Touch and go for Boris in Brexit barrier voteTop News | 12 Dec 2019
Prime Minister Boris Johnson vows to fight for every vote after polls predicted a close finish to Britain's general election aimed at settling the Brexit crisis.
Britons head to the polls today for the third time in four years, against a backdrop of political deadlock since a 2016 referendum which saw a majority opt to leave the European Union.
Parliament repeatedly refused to accept divorce terms that former prime minister Theresa May agreed with Brussels, forcing her out and bringing Johnson into the fray with a vow to deliver.
The former London mayor and foreign minister has been hammering home his "Get Brexit Done" message to win a majority which would enable him to get the deal approved. He has vowed to take Britain out of the bloc by January 31.
But a closely watched poll showed his Conservative party's lead over the main opposition Labour party had narrowed.
The YouGov study said the Tories were on course for a 28-seat majority in the 650-seat House of Commons under Britain's first-past-the-post system.
On November 27, it forecast a 68-seat majority.
"The margin of error here could put the final number of Conservative seats from 311 to 367," YouGov said.
The lower end of that range would leave Britain with another hung parliament, where the biggest party does not have a majority, and the possibility of Brexit being delayed for years or even canceled in a second referendum.
It could also end the political career of Johnson - a sharply polarizing figure whose appeal to core Tory voters made him the logical choice to replace the increasingly hapless May.

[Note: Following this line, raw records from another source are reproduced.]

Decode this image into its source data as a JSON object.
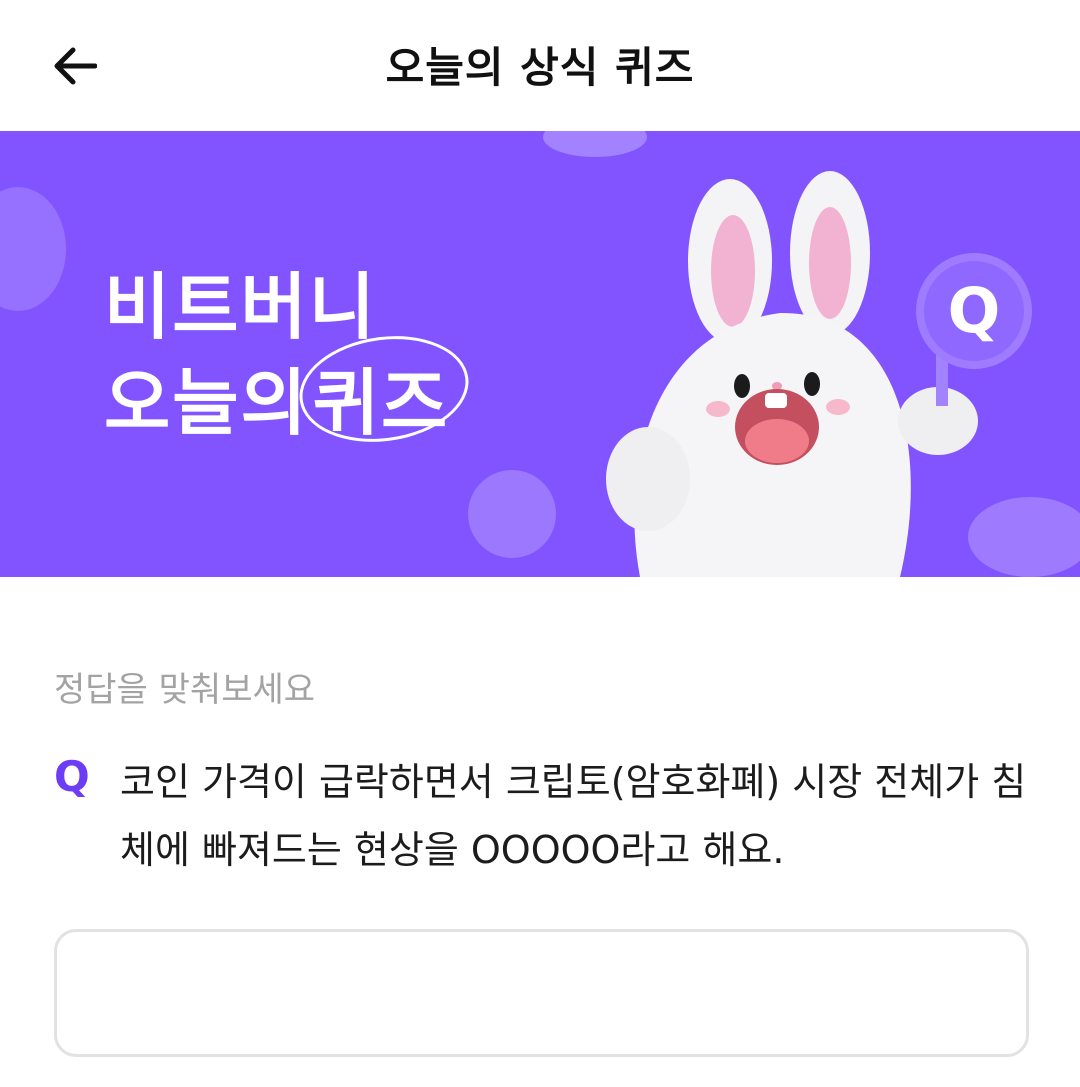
{
  "header": {
    "back_icon": "arrow-left-icon",
    "title": "오늘의 상식 퀴즈"
  },
  "banner": {
    "line1": "비트버니",
    "line2_prefix": "오늘의",
    "line2_highlight": "퀴즈",
    "badge_letter": "Q",
    "background_color": "#8154ff"
  },
  "quiz": {
    "prompt": "정답을 맞춰보세요",
    "q_label": "Q",
    "question": "코인 가격이 급락하면서 크립토(암호화폐) 시장 전체가 침체에 빠져드는 현상을 OOOOO라고 해요.",
    "answer_value": "",
    "accent_color": "#6d3df5"
  }
}
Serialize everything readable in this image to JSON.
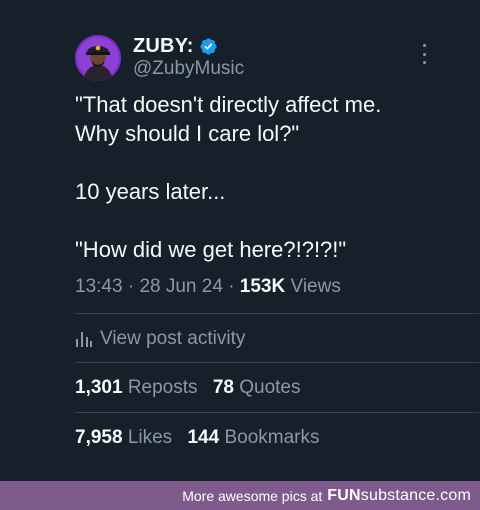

"This could not be more critical. It could not be tighter," Johnson said while helping to load milk bottles onto delivery vehicles on the campaign trail in northern England. "We're fighting for every vote."
Labour leader Jeremy Corbyn, 70, is a passionate campaigner who confounded pollsters by coming within a whisker of winning the last election in 2017.
He has vowed to implement a radically left-wing program to overhaul public services that have been hit by a decade of austerity caused by the global financial meltdown of 2008-09. But his vague stance on Brexit and repeated accusations of anti-Semitism in Labour under his watch have weakened his appeal to voters, according to opinion polls.
Corbyn, who like Johnson is criss-crossing the country in a frantic bid for last-minute votes, told the undecided that they could vote for "hope" today. "We will put money in your pocket because you deserve it. The richest and big business will pay for it," he said.
Corbyn's proposal for Brexit is for Labour to strike a more EU-friendly agreement with Brussels, then put it up to a fresh referendum that includes the option of staying in the bloc.
Polling suggests Corbyn stands almost no chance of winning the election outright and would need smaller opposition support to become first Labour prime minister since Gordon Brown in 2010.
These include the pro-EU Scottish National Party and the Liberal Democrats, who have promised to cancel Brexit altogether.
Page 27: Omission in Boris spoof ad